Steven Covey tells the following story in “Seven Habits of Highly Effective People”:

There’s a guy who stumbled into a lumberjack in the mountains. The man stops to observe the lumberjack, watching him feverishly sawing at this very large tree. He noticed that the lumberjack was working up a sweat, sawing and sawing, yet going nowhere. The bystander noticed that the saw the lumberjack was using was about as sharp as a butter knife. So, he says to the lumberjack, “Excuse me Mr. Lumberjack, but I couldn’t help noticing how hard you are working on that tree, but going nowhere.” The lumberjack replies with sweat dripping off of his brow, “Yes…I know. This tree seems to be giving me some trouble.” The bystander replies and says, “But Mr. Lumberjack, your saw is so dull that it couldn’t possibly cut through anything.” “I know”, says the lumberjack, “but I am too busy sawing to take time to sharpen my saw.”

In the spirit of continuous improvement, we don’t want to do unproductive and useless things.    Within a sprint, team members are empowered to fix tasks that aren’t working, or eliminate tasks that don’t add value.   The restrospective at the end of a sprint provides a way for the team as a whole to see things that individuals may not see by themselves.     So if you notice the saw getting dull, stop and sharpen it now, don’t wait.    And If you don’t happen to notice the saw getting dull, but knowing that saws tend do get dull with use, stop every once and a while and check for dull blades.

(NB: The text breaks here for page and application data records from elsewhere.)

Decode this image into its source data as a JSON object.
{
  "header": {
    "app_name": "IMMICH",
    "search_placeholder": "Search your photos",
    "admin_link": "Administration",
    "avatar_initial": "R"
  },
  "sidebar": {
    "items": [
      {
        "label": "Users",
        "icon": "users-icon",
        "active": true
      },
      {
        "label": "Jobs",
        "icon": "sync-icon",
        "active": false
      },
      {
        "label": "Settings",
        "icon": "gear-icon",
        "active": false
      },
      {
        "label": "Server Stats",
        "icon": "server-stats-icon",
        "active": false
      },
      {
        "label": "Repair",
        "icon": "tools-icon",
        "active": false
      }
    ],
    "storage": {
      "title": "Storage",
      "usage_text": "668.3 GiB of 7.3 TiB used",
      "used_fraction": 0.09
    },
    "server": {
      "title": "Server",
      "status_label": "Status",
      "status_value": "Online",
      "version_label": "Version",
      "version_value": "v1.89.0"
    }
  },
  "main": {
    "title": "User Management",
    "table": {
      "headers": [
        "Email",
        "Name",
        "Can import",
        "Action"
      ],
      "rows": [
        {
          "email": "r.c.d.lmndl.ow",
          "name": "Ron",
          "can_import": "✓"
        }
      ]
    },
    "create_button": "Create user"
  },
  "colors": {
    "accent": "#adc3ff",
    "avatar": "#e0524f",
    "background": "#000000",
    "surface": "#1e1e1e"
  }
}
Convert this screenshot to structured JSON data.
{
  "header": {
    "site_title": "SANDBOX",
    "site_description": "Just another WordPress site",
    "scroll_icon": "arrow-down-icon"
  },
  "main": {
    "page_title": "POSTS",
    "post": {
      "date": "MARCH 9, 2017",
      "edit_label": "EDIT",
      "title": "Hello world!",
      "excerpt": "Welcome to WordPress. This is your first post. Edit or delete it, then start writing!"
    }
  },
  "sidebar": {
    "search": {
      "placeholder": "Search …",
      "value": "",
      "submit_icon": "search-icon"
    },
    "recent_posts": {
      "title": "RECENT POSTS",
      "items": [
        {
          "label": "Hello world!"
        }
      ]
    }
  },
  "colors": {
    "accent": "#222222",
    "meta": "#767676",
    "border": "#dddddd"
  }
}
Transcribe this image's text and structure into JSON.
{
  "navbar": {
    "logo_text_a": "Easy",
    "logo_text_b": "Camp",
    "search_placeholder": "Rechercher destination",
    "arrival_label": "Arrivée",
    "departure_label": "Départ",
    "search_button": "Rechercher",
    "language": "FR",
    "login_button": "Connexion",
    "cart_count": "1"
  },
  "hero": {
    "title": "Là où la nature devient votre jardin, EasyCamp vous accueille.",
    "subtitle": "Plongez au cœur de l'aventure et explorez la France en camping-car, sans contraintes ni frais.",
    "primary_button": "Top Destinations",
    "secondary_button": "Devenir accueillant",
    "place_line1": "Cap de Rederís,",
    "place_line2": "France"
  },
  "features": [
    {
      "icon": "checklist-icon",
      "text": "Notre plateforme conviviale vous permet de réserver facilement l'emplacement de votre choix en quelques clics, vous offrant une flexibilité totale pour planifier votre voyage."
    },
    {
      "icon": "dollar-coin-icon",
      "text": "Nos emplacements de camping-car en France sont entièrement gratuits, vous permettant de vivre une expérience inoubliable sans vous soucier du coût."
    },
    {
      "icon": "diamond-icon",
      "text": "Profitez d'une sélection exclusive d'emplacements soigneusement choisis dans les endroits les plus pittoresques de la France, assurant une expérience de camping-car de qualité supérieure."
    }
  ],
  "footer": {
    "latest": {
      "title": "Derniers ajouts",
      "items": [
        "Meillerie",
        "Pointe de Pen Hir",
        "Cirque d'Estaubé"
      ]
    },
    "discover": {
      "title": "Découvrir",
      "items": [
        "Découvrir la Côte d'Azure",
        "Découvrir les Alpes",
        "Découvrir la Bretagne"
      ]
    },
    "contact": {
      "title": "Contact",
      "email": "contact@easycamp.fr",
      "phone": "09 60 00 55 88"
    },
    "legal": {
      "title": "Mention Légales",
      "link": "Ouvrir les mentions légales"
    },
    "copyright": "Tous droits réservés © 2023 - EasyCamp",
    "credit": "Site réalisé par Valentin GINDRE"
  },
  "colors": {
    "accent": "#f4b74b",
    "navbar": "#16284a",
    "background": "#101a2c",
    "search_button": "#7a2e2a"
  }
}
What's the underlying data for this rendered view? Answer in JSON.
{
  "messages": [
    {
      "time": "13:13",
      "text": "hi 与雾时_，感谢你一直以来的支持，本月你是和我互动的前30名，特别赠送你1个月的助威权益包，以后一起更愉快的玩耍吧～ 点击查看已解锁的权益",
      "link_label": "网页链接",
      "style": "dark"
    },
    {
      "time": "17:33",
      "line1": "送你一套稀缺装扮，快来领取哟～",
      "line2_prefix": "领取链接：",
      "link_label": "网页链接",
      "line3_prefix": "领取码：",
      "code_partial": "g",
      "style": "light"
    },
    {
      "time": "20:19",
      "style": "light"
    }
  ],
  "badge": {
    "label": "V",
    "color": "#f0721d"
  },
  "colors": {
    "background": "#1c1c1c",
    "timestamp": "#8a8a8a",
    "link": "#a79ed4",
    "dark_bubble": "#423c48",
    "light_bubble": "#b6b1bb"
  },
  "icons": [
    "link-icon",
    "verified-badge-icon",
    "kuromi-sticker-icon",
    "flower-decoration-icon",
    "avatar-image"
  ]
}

holiday1Although I’m usually pretty disciplined about diet and exercise, I tend to slack off quite a bit during the holidays. Some believe that a vacation from discipline is a good thing every now and then, while others feel that “discipline debt” becomes hard to pay off.    I do know that losing the 5 pounds I’ll probably gain is going to be a hassle, and completing my twice weekly bike rides is going to be more difficult when I resume.

 

Many projects (Agile or not) tend to go on vacation during the holidays.   Not necessarily a full blown stop, but work may slow to a trickle.   Many will take days off and/or participate in other non-project related activities.  When a project team is shut out of office decorating, food-fests and gift exchanges, discontent can build.   

 

When planning a sprint that will span holiday weeks, it’s important for the leadership to agree on an acceptable velocity that could be lower than previous sprints.    This strategy continues to enforce the discipline of “we set a goal and work together to meet or exceed it.”    The alternative is to miss an unrealistic goal and blame it on the holiday.   Allowing this can open the door for all sorts of other excuses down the road.

 

Another strategy is to devise a holiday sprint – one focused on cleaning up outstanding housekeeping items that would be nice to get out of the way.   Items selected for the holiday sprint are hand picked based on size, complexity, and lack of dependency on resources who will be gone.  Although this may violate the practice of driving sequence based on priority, it does allow the discipline of the process to endure.